Once she started to look for the glimmers of love, she found them all around her and she started to believe that it might be possible that she would meet someone special to love and to be loved by her. Once she built this new relationship with herself, it was amazing to see her blossom before our very eyes.

Paradoxically, once she started to love herself just as she already was, she met and fell in love. It's incredible how brave you can be when you realize that you love yourself enough to exist in solitude. You don't need anyone to complete you. You never did. You were always complete. Let me say that again, because a lot of you don't believe that, or you've been sold the bill of goods that says the opposite.

You don't need anyone to complete you. You never did. You were always complete. I think that building this relationship where you not only love yourself, but you actually like yourself too, makes it an absolute pleasure to be with yourself in solitude and knowing that, of course, you're going to have down days and of course, Things that happen in life are going to make you angry.

Things will make you sad. Things will make you absolutely giddy. As has been said before, as long as you are alive, there is no off ramp for the human experience.

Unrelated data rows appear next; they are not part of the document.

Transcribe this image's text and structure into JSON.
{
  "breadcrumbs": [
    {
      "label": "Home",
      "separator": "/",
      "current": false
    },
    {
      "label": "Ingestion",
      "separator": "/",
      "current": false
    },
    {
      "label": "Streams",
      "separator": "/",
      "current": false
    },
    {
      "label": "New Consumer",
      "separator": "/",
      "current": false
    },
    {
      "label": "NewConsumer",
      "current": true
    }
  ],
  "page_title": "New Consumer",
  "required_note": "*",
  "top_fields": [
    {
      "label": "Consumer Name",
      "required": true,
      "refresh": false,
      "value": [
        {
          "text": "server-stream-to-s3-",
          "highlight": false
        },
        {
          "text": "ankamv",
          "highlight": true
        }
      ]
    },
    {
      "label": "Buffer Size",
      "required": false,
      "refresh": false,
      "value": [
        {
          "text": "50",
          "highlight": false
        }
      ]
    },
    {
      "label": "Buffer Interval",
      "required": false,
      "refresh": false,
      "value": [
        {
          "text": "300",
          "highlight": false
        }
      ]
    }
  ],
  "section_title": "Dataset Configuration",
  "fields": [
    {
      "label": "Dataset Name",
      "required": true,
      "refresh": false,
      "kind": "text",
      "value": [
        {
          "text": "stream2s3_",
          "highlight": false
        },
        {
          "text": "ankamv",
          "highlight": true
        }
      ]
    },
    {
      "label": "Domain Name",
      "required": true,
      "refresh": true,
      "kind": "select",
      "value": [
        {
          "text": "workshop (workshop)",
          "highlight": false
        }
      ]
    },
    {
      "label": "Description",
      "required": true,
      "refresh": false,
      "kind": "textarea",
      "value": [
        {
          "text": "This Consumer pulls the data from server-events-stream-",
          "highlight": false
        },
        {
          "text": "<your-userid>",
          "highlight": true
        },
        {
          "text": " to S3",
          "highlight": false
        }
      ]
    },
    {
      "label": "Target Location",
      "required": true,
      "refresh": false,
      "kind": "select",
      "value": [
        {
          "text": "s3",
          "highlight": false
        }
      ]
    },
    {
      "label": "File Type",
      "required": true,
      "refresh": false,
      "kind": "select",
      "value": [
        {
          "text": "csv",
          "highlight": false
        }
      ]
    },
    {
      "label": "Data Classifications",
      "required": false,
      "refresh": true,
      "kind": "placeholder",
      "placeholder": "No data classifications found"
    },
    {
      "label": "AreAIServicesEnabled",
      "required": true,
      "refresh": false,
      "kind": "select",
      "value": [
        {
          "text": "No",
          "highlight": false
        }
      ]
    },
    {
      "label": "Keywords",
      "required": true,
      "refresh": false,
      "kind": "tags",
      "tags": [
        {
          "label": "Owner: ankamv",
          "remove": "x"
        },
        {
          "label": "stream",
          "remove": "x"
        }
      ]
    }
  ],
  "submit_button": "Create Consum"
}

But when you actually like spending time with yourself, getting to know yourself, the worst things can happen, and you still have you. It's funny because it becomes rare to feel lonely when you enjoy solitude and if you do feel lonely, you just go down the list of people that you know and love and want to spend time with, and you see if they're free to spend time with you, if they're not, you never have to make it mean anything about you.

You don't have to become clingy or needy. And even if you do, you move on pretty fast from that. It's kind of crazy. So that my friends are my take on loneliness versus solitude. If you are feeling lonely or you are noticing that you have some beliefs about yourself that you are looking to change and you want help doing that, I can't think of a better way than with a group of like-minded women with me as your guide.

My second group of Your Favorite You is starting on August 1st, and I would love to chat with you about how the group is perfect for you and what you want in life. Please go to to read all about it and to schedule a consult. The consult is basically an hour of your time with me where we discuss anything that's tripping you up on your way to living is Your Favorite You, I can't wait to chat with you. Until next week, folks, I am off to enjoy some solitude.

Thank you for listening to the podcast and loving on me all the time. Although the doors are closed for the inaugural group of women wanting to become their favorite versions of themselves. No worries. You still have the opportunity to work with me in a group setting. This group is for you since you are listening to my podcast, you will get amazing coaching plus the beauty of a community of other women who are interested in thriving as much as they can, and you also will want you to succeed at becoming your favorite you.

There is benefit that is undeniable from watching another woman being coached on an issue you've had in the past, or one that you're currently having. Our brains just see so much more possibility when we are not the ones in the hot seat. You'll also have the ability to come every week and share your vulnerability and watch others share their vulnerability.

We know that shame only grows in silence. There is power in being held by other incredible humans who are often caught in some of the same traps that you are with your thinking.

Please go right now to and schedule a consult with me so that I can hear how I can help you, and we can decide together if you are a great fit to join the group.

You'll need to join the waitlist. We start in August. Please join us. You will not regret it.

Enjoying the Podcast?

Subscribe by clicking your favorite player below.

If you like what you're hearing so far please take a couple of minutes to leave a 5-star rating and review on Apple Podcasts by clicking here. You'll be my new favorite podcast listener. :)


bottom of page